I am such a fan of all berries. I would love to eat fresh berries all the time. Because of this, I decided it was time to start growing them myself. Nothing is better than freshly picked, ripe berries. After my success with raspberries, I decided I would try strawberries. But this needed a bit more planning.
There are a lot of animals in my yard. Not just our three adorable dogs and quite often our two grand pups, but also those of the wild variety: the bear, a few bunnies, a mama and baby fox, some turkeys, a few deer, tons of birds and squirrels, and even on occasion a bobcat.
It seemed like the best way to venture into strawberries was to use containers. Hopefully, with them being slightly off the ground, they will be less tempting to wildlife. I purchased a nice big round bin, made sure there were holes for drainage, filled it with fresh soil and fertilizer, and planted my new strawberry plants. Luckily, at foodgardening.com our guide on strawberries has a ton of tips and advice that I could follow.
That summer, I had my first strawberries. They were a little small, but so sweet and delicious. I was hooked. I continued to water, feed, and nurture these plants until the fall. Once it started to turn cooler, I realized that my planters were way too big to bring inside, and I was going to need to winterize them and keep them outside.
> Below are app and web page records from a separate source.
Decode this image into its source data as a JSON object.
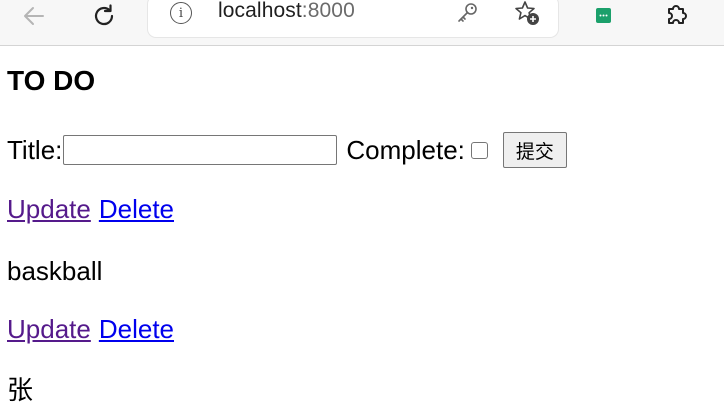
{
  "browser": {
    "url_host": "localhost",
    "url_port": ":8000",
    "icons": [
      "back-icon",
      "refresh-icon",
      "info-icon",
      "key-icon",
      "favorite-add-icon",
      "extension-badge-icon",
      "extensions-puzzle-icon"
    ]
  },
  "page": {
    "heading": "TO DO",
    "form": {
      "title_label": "Title:",
      "title_value": "",
      "complete_label": "Complete:",
      "complete_checked": false,
      "submit_label": "提交"
    },
    "items": [
      {
        "update_label": "Update",
        "delete_label": "Delete",
        "title": "baskball"
      },
      {
        "update_label": "Update",
        "delete_label": "Delete",
        "title": "张"
      }
    ]
  },
  "colors": {
    "link": "#0000ee",
    "link_visited": "#551a8b",
    "extension_green": "#1ba06b"
  }
}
I carefully trimmed them back, tucked them in with mulch, and hoped that they would stay cozy and warm all winter long.
The next spring came, and I anxiously checked my strawberries for signs of life. It seemed to take forever, but all of a sudden, new green leaves and stems started flourishing. Before long, I was seeing flowers that contained the promise of strawberries to come. As the bees happily flitted around my little plants, my excitement grew.
That summer, I had berries that were larger than the prior year but every bit as sweet. It is always so much fun to go out and pluck the fresh, warm strawberries that are just waiting to be eaten. Of course, with as much wildlife as we have, it is not always smooth sailing. I did go out one day to see a bunny nibbling on a berry that was dangling over the side of the container. I really can’t blame him, as the berry looked like it was just there waiting for him. I shooed him away and unfortunately had to toss out the damaged strawberry. He hasn’t been back that I have seen, but I am keeping a close watch.
In the meantime, I continue to go out to gather fresh sweet strawberries, and sometimes I even share them with the other people in my house.